# Prove two random variables are equal almost everywhere

I'm studying for a qualifying exam in probability theory now. Below is a question from an old qual that I've been struggling with.

Problem: Let $$\xi,\eta$$ be random variables defined on the same probability space such that $$1 \le \xi \le \eta$$ almost surely. Suppose that all moments of $$\eta$$ exist and satisfy $$\mathbb{E} \eta^m \le \mathbb{E}\xi^m + 1, \qquad m \ge 1$$ Prove $$\xi = \eta$$ almost surely.

Attempt: Given that $$\xi \le \eta$$ almost surely, it suffices to show $$\xi \ge \eta$$ almost surely. This is equivalent to showing $$\mathbb{P}(\xi < \eta) = 0$$. Fix $$\varepsilon > 0$$. We aim to demonstrate $$\mathbb{P}(\eta > \xi + \varepsilon) = 0$$. Since $$\eta \ge \xi$$ almost surely by hypothesis, $$\eta - \xi$$ is a nonnegative random variable in $$L^m(\Omega,\mathbb{P})$$ for all $$m \ge 1$$. Thus, we may apply Markov's inequality and $$\mathbb{P}(\eta-\xi>\varepsilon) \le \frac{\mathbb{E}(\eta - \xi)^3}{\varepsilon^3} = \frac{1}{\varepsilon^3} \sum_{k=0}^3 {3 \choose k}(-1)^k\mathbb{E}\eta^{3-k}\xi^k = \frac{1}{\varepsilon^3}\Big( \mathbb{E}\eta^3 - 3 \mathbb{E}\eta^2\xi + 3 \mathbb{E}\eta\xi^2 - \mathbb{E}\xi^3 \Big)$$ Using that $$\mathbb{E}\eta^3 \le \mathbb{E}\xi^3 + 1$$, we obtain $$\frac{1}{\varepsilon^3}\Big( \mathbb{E}\eta^3 - 3 \mathbb{E}\eta^2\xi + 3 \mathbb{E}\eta\xi^2 - \mathbb{E}\xi^3 \Big) \le \frac{1}{\varepsilon^3}\Big( 1 - 3 \mathbb{E}\eta^2\xi + 3 \mathbb{E}\eta\xi^2 \Big) = \frac{1}{\varepsilon^3}\Big(1-3\mathbb{E}\xi\eta(\eta-\xi) \Big)$$ If we can show the right-hand side is less or equal to zero, this will imply $$\mathbb{P}(\eta-\xi > \varepsilon) = 0$$. The right-hand side is less or equal to zero iff $$1/3 \le \mathbb{E}\xi\eta(\eta-\xi)$$. Since $$\eta \ge \xi \ge 1$$ a.s., we have the inequality $$\mathbb{E}\xi\eta(\eta - \xi) \ge \mathbb{E}1^2(\eta - \xi) \ge 0$$ which is useless.

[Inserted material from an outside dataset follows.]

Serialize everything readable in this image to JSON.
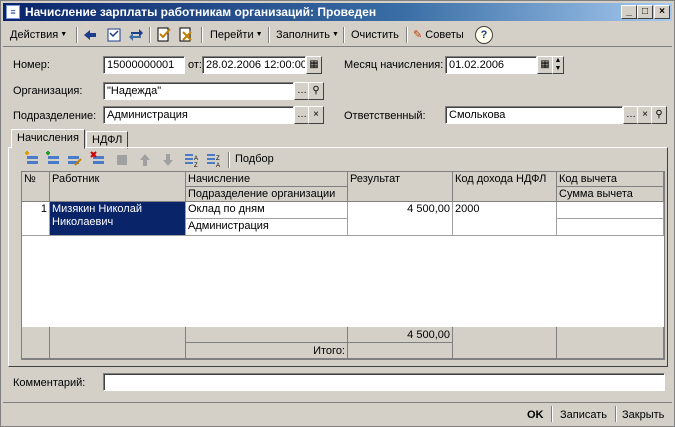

I'm just not sure how to proceed. Any suggestions are appreciated!

$$\newcommand{\E}{\mathbb E}$$Not sure if your method would yield fruit if pursued further, but here is an alternative approach using proof by contradiction. Suppose that $$\xi \neq \eta$$ with positive probability. Then setting $$\delta = \eta - \xi$$ we know $$\delta \geq 0$$ and $$\mathbb E[\delta] > 0$$.
Firstly we have the bound $$\E[\eta^m] = \E[(\xi + \delta)^m] = \E[\xi^m] + \sum_{i=1}^m \binom{m}{i} \E[\xi^{m - i} \delta^i] \geq \E[\xi^m] + \sum_{i=1}^m \binom{m}{i} \E[\delta^i]$$ where the last inequality follows since $$\xi \geq 1$$. By Jensen's inequality $$\E[\delta^i] \geq \E[\delta]^i$$. Thus $$\sum_{i=1}^m \binom{m}{i} \E[\delta^i] \geq \sum_{i=1}^m \binom{m}{i} \E[\delta]^i = (1 + \E[\delta])^m - 1.$$ Since $$\E[\delta]> 0$$, there exists $$M \geq 1$$ such that $$(1 + \E[\delta])^M - 1 > 1.$$ Thus $$\E[\eta^M] > \E[\xi^M] + 1$$ which contradicts our assumption.
• Thank you! This is excellent and makes perfect sense. I believe there is a typo though. In particular, I think you mean there exists $M$ such that $(1 + \mathbb{E}[\delta])^M - 1 > 1$'', and so on. I appreciate it! Aug 12, 2020 at 1:42